The full set of entries, reproduced exactly, is the expected answer.

*** DATA EXCERPTS

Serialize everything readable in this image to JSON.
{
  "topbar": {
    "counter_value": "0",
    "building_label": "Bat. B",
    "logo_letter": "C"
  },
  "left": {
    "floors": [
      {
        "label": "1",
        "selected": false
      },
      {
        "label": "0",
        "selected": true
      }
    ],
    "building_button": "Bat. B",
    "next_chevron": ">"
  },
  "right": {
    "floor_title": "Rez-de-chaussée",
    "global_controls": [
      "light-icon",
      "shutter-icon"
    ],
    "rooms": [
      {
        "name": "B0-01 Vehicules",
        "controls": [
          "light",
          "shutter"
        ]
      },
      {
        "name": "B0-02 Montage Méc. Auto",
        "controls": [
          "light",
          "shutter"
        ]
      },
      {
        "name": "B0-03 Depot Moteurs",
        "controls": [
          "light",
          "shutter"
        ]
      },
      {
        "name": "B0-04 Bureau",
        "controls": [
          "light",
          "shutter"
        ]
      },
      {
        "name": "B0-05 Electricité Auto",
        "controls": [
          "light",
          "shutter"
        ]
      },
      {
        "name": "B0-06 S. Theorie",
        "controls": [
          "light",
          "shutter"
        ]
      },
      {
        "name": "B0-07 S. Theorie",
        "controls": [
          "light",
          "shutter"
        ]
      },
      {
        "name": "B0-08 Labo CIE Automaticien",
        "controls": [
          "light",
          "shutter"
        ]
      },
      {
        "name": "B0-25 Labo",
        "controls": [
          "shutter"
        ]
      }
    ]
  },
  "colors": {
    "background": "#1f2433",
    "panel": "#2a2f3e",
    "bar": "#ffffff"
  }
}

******

* **TASK OUTPUT**
Serialize everything readable in this image to JSON.
{
  "topbar": {
    "counter_value": "0",
    "building_label": "Bat. B",
    "logo_letter": "C"
  },
  "left": {
    "floors": [
      {
        "label": "1",
        "selected": false
      },
      {
        "label": "0",
        "selected": true
      }
    ],
    "building_button": "Bat. B",
    "next_chevron": ">"
  },
  "right": {
    "floor_title": "Rez-de-chaussée",
    "global_controls": [
      "light-icon",
      "shutter-icon"
    ],
    "rooms": [
      {
        "name": "B0-01 Vehicules",
        "controls": [
          "light",
          "shutter"
        ]
      },
      {
        "name": "B0-02 Montage Méc. Auto",
        "controls": [
          "light",
          "shutter"
        ]
      },
      {
        "name": "B0-03 Depot Moteurs",
        "controls": [
          "light",
          "shutter"
        ]
      },
      {
        "name": "B0-04 Bureau",
        "controls": [
          "light",
          "shutter"
        ]
      },
      {
        "name": "B0-05 Electricité Auto",
        "controls": [
          "light",
          "shutter"
        ]
      },
      {
        "name": "B0-06 S. Theorie",
        "controls": [
          "light",
          "shutter"
        ]
      },
      {
        "name": "B0-07 S. Theorie",
        "controls": [
          "light",
          "shutter"
        ]
      },
      {
        "name": "B0-08 Labo CIE Automaticien",
        "controls": [
          "light",
          "shutter"
        ]
      },
      {
        "name": "B0-25 Labo",
        "controls": [
          "shutter"
        ]
      }
    ]
  },
  "colors": {
    "background": "#1f2433",
    "panel": "#2a2f3e",
    "bar": "#ffffff"
  }
}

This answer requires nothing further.